This month’s Block Lotto makes four  flying geese in about as much time as you can say honk! It was REALLY fast – and like the title says – with VERY little waste! Choose a white/cream for background fabric and anything you want for your geese.
Step 1. I cut squares – one 5 ¼” for the geese and four 3” for the backgrounds. Yep, her tutorial says to cut 2 7/8” squares, but I don’t like squinting to line up the little tiny 1/8” marks on my rulers. Then I marked my smaller squares with a faint diagonal line.
Step 2. At the machine, stack two small squares on the larger square like this and sew ¼” away from each side of the line.
Step 3. Press and cut between the stitching lines. Then press again with seams towards background fabric.
Step 4. Back at the machine with the two unused small background squares, position and sew on each side of the line.
Step 5. Cut between stitching lines and press again with seams to background fabric.

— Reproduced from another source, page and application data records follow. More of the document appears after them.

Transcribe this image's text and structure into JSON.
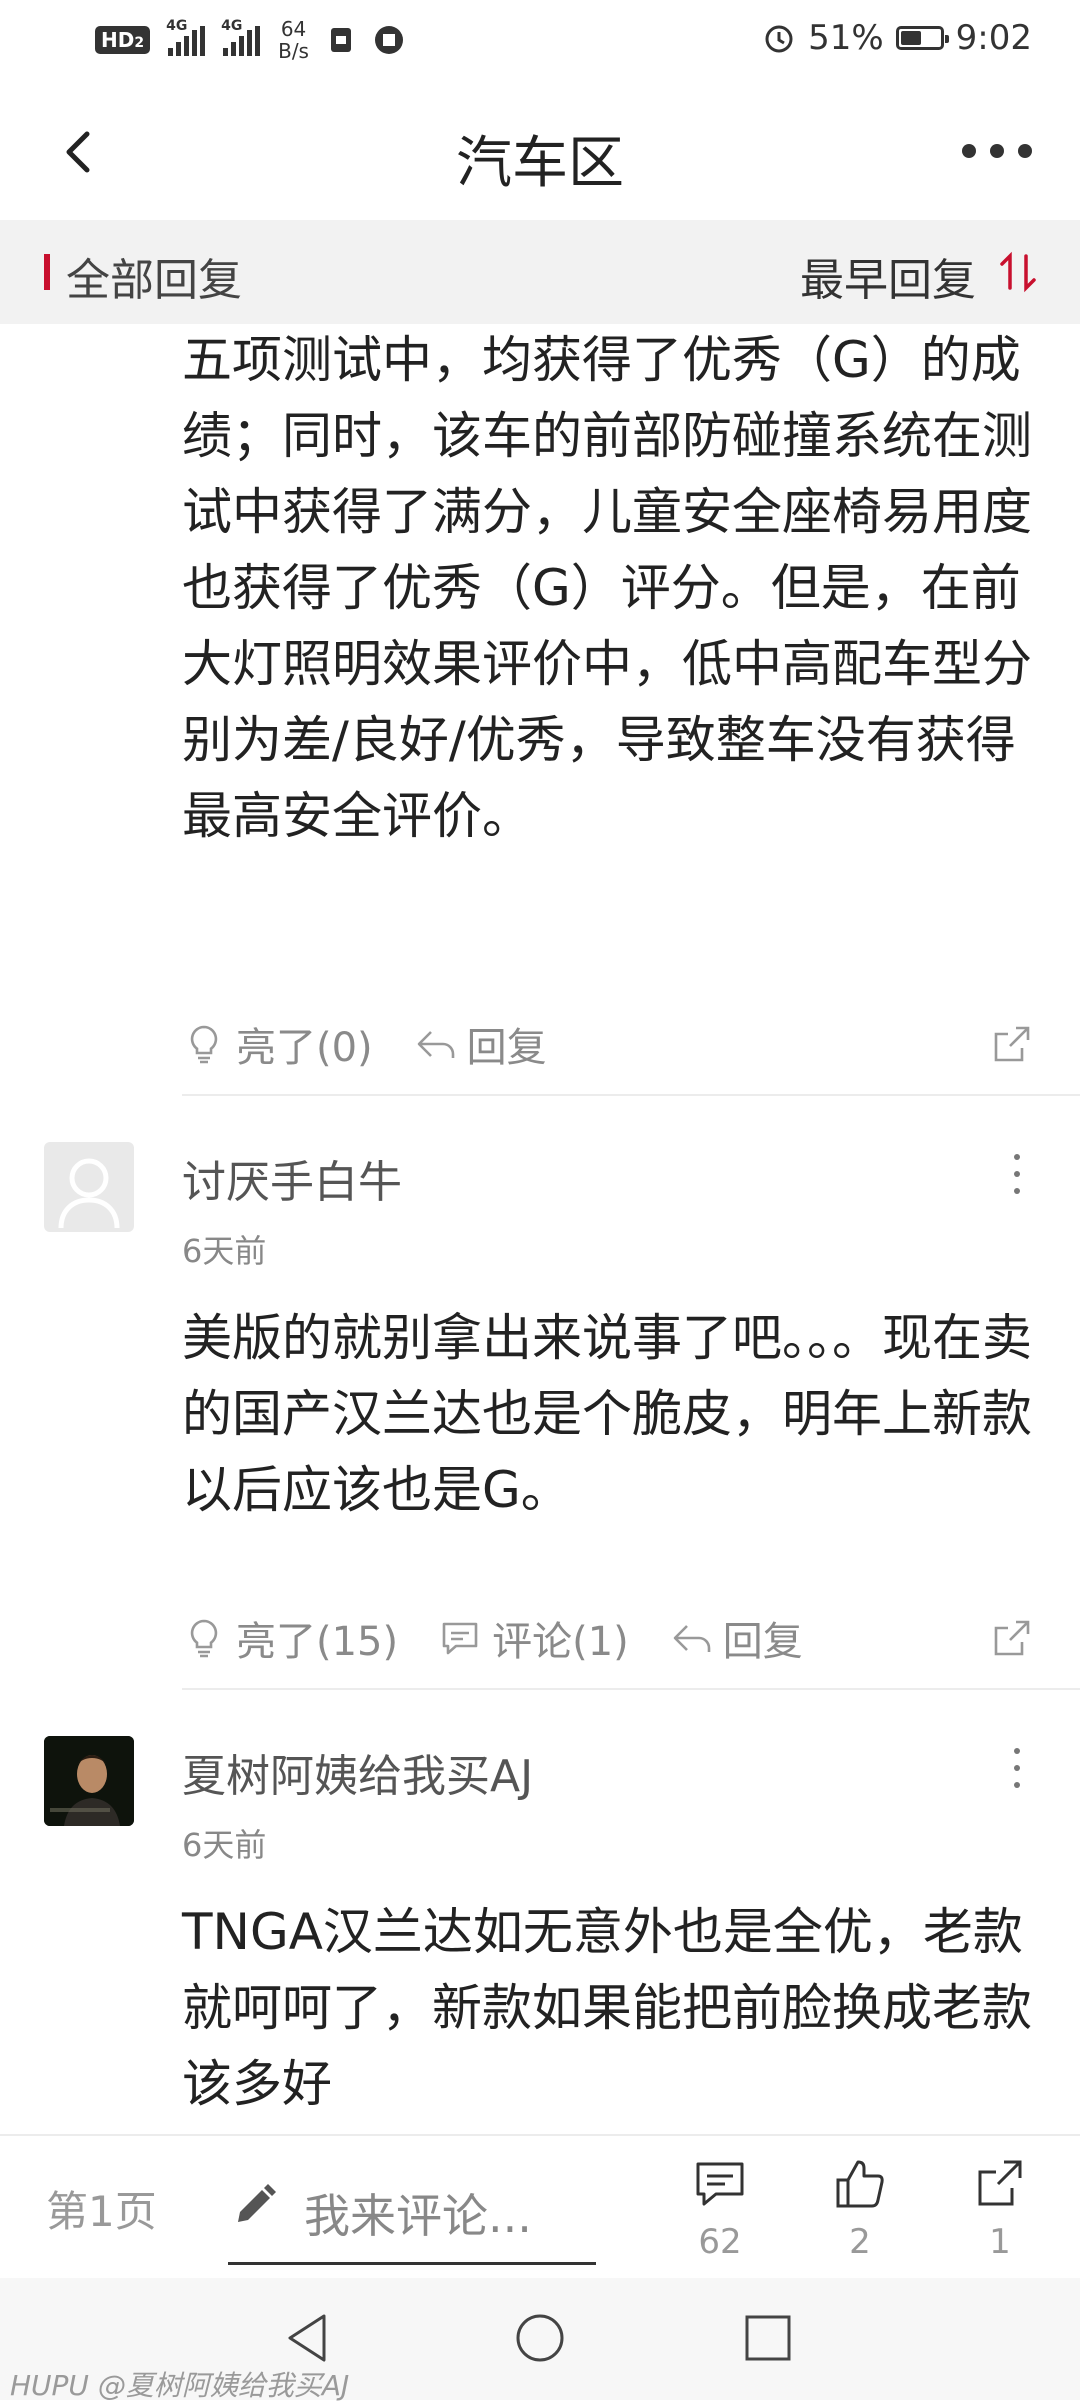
{
  "status_bar": {
    "hd_badge": "HD",
    "hd_sub": "2",
    "signal1_label": "4G",
    "signal2_label": "4G",
    "speed_value": "64",
    "speed_unit": "B/s",
    "battery_percent": "51%",
    "battery_level": 0.51,
    "time": "9:02"
  },
  "header": {
    "title": "汽车区"
  },
  "sort_bar": {
    "filter_label": "全部回复",
    "order_label": "最早回复",
    "accent_color": "#c8102e"
  },
  "posts": [
    {
      "continued_text": "五项测试中，均获得了优秀（G）的成绩；同时，该车的前部防碰撞系统在测试中获得了满分，儿童安全座椅易用度也获得了优秀（G）评分。但是，在前大灯照明效果评价中，低中高配车型分别为差/良好/优秀，导致整车没有获得最高安全评价。",
      "like_label": "亮了(0)",
      "reply_label": "回复"
    },
    {
      "username": "讨厌手白牛",
      "time": "6天前",
      "content": "美版的就别拿出来说事了吧。。。现在卖的国产汉兰达也是个脆皮，明年上新款以后应该也是G。",
      "like_label": "亮了(15)",
      "comment_label": "评论(1)",
      "reply_label": "回复"
    },
    {
      "username": "夏树阿姨给我买AJ",
      "time": "6天前",
      "content": "TNGA汉兰达如无意外也是全优，老款就呵呵了，新款如果能把前脸换成老款该多好"
    }
  ],
  "bottom_bar": {
    "page_label": "第1页",
    "comment_placeholder": "我来评论...",
    "comments_count": "62",
    "likes_count": "2",
    "shares_count": "1"
  },
  "watermark": "HUPU @夏树阿姨给我买AJ"
}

Step 6. Trim to 2 ½” and 4 ½”. I make my first cut ¼” above the point of the geese, but trim away. This was all the waste I had from this little project. Pretty accurate description, I’d say!
A printed version of the instructions above can be found here (must have a pdf viewer installed).
This month’s block is called ‘Triangles 4 Fun’. You’ll start by printing out the one-page pattern to show the cutting diagram here. The rest of the instructions are found below for constructing your triangle block! Happy Triangles!
You SHOULD spray and iron your fabric before cutting triangles; as you can see – I didn’t.
Align the print triangle fabric “down” ¼” from the point of the background triangle (yellow fabric).
After the first ¼” seam is sewn, align the points of the background triangles and stitch the second side,
After pressing – like a good quilter – you’ll have this. Square up this module to 7 ½” wide X 6 ¼” high.
Add the 1 ¾” strip at the bottom to complete the square. Re-trim for a 7 ½” block.
This month’s challenge is inspired by a Pinterest post I can no longer locate. I’m sure no one has EVER had that happen before!!
The quilt was composed simply of square in square blocks. No sashing, no repeating pattern, no color theme – it was stunning. This month’s challenge is going to be that quilt!
Create an 8 ½” square in a square block. The “inside” square can be any solid (reads solid). I used up some scraps and leftover squares from another quilt. The “outside” square should be a light neutral/white/beige. I used improve techniques for several of mine – again – just to use up odds and ends from my stash.
The inside square can be ANYWHERE in the square! You can put it in the middle, on the edge, in a corner. Make it big, make it small, on point. Have fun with it.
Bring your squares to our August 4th meeting and let’s see who wins!